• [WORK TASK]:
Every entry in the data that follows should come back exactly, pictures aside.

• [DATASET EXCERPTS]:

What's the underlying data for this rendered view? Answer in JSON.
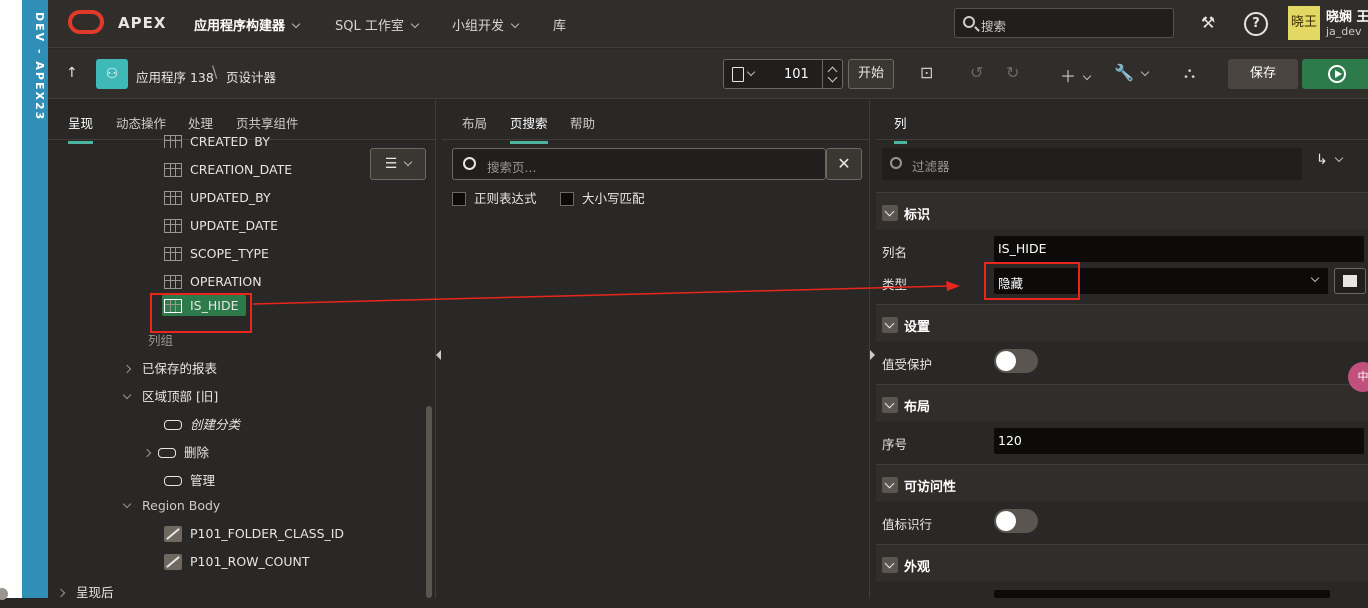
{
  "env": {
    "label": "DEV - APEX23"
  },
  "topnav": {
    "brand": "APEX",
    "menus": [
      {
        "label": "应用程序构建器"
      },
      {
        "label": "SQL 工作室"
      },
      {
        "label": "小组开发"
      },
      {
        "label": "库"
      }
    ],
    "search_placeholder": "搜索",
    "user": {
      "avatar_text": "晓王",
      "name": "晓娴 王",
      "id": "ja_dev"
    }
  },
  "toolbar": {
    "breadcrumb_app": "应用程序 138",
    "breadcrumb_page": "页设计器",
    "page_number": "101",
    "go_label": "开始",
    "save_label": "保存"
  },
  "left": {
    "tabs": [
      "呈现",
      "动态操作",
      "处理",
      "页共享组件"
    ],
    "tree": {
      "created_by": "CREATED_BY",
      "creation_date": "CREATION_DATE",
      "updated_by": "UPDATED_BY",
      "update_date": "UPDATE_DATE",
      "scope_type": "SCOPE_TYPE",
      "operation": "OPERATION",
      "is_hide": "IS_HIDE",
      "column_group": "列组",
      "saved_reports": "已保存的报表",
      "region_top": "区域顶部 [旧]",
      "create_category": "创建分类",
      "delete": "删除",
      "manage": "管理",
      "region_body": "Region Body",
      "folder_class_id": "P101_FOLDER_CLASS_ID",
      "row_count": "P101_ROW_COUNT",
      "after_render": "呈现后"
    }
  },
  "middle": {
    "tabs": [
      "布局",
      "页搜索",
      "帮助"
    ],
    "search_placeholder": "搜索页...",
    "regex_label": "正则表达式",
    "case_label": "大小写匹配"
  },
  "right": {
    "tab": "列",
    "filter_placeholder": "过滤器",
    "sections": {
      "identification": "标识",
      "settings": "设置",
      "layout": "布局",
      "accessibility": "可访问性",
      "appearance": "外观"
    },
    "fields": {
      "column_name_label": "列名",
      "column_name_value": "IS_HIDE",
      "type_label": "类型",
      "type_value": "隐藏",
      "protected_label": "值受保护",
      "sequence_label": "序号",
      "sequence_value": "120",
      "row_header_label": "值标识行"
    }
  },
  "float_badge": "中",
  "colors": {
    "accent": "#2d7a4b",
    "annotation": "#e8261c",
    "env": "#2f8fb6"
  }
}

• [ANSWER AREA]:
What's the underlying data for this rendered view? Answer in JSON.
{
  "env": {
    "label": "DEV - APEX23"
  },
  "topnav": {
    "brand": "APEX",
    "menus": [
      {
        "label": "应用程序构建器"
      },
      {
        "label": "SQL 工作室"
      },
      {
        "label": "小组开发"
      },
      {
        "label": "库"
      }
    ],
    "search_placeholder": "搜索",
    "user": {
      "avatar_text": "晓王",
      "name": "晓娴 王",
      "id": "ja_dev"
    }
  },
  "toolbar": {
    "breadcrumb_app": "应用程序 138",
    "breadcrumb_page": "页设计器",
    "page_number": "101",
    "go_label": "开始",
    "save_label": "保存"
  },
  "left": {
    "tabs": [
      "呈现",
      "动态操作",
      "处理",
      "页共享组件"
    ],
    "tree": {
      "created_by": "CREATED_BY",
      "creation_date": "CREATION_DATE",
      "updated_by": "UPDATED_BY",
      "update_date": "UPDATE_DATE",
      "scope_type": "SCOPE_TYPE",
      "operation": "OPERATION",
      "is_hide": "IS_HIDE",
      "column_group": "列组",
      "saved_reports": "已保存的报表",
      "region_top": "区域顶部 [旧]",
      "create_category": "创建分类",
      "delete": "删除",
      "manage": "管理",
      "region_body": "Region Body",
      "folder_class_id": "P101_FOLDER_CLASS_ID",
      "row_count": "P101_ROW_COUNT",
      "after_render": "呈现后"
    }
  },
  "middle": {
    "tabs": [
      "布局",
      "页搜索",
      "帮助"
    ],
    "search_placeholder": "搜索页...",
    "regex_label": "正则表达式",
    "case_label": "大小写匹配"
  },
  "right": {
    "tab": "列",
    "filter_placeholder": "过滤器",
    "sections": {
      "identification": "标识",
      "settings": "设置",
      "layout": "布局",
      "accessibility": "可访问性",
      "appearance": "外观"
    },
    "fields": {
      "column_name_label": "列名",
      "column_name_value": "IS_HIDE",
      "type_label": "类型",
      "type_value": "隐藏",
      "protected_label": "值受保护",
      "sequence_label": "序号",
      "sequence_value": "120",
      "row_header_label": "值标识行"
    }
  },
  "float_badge": "中",
  "colors": {
    "accent": "#2d7a4b",
    "annotation": "#e8261c",
    "env": "#2f8fb6"
  }
}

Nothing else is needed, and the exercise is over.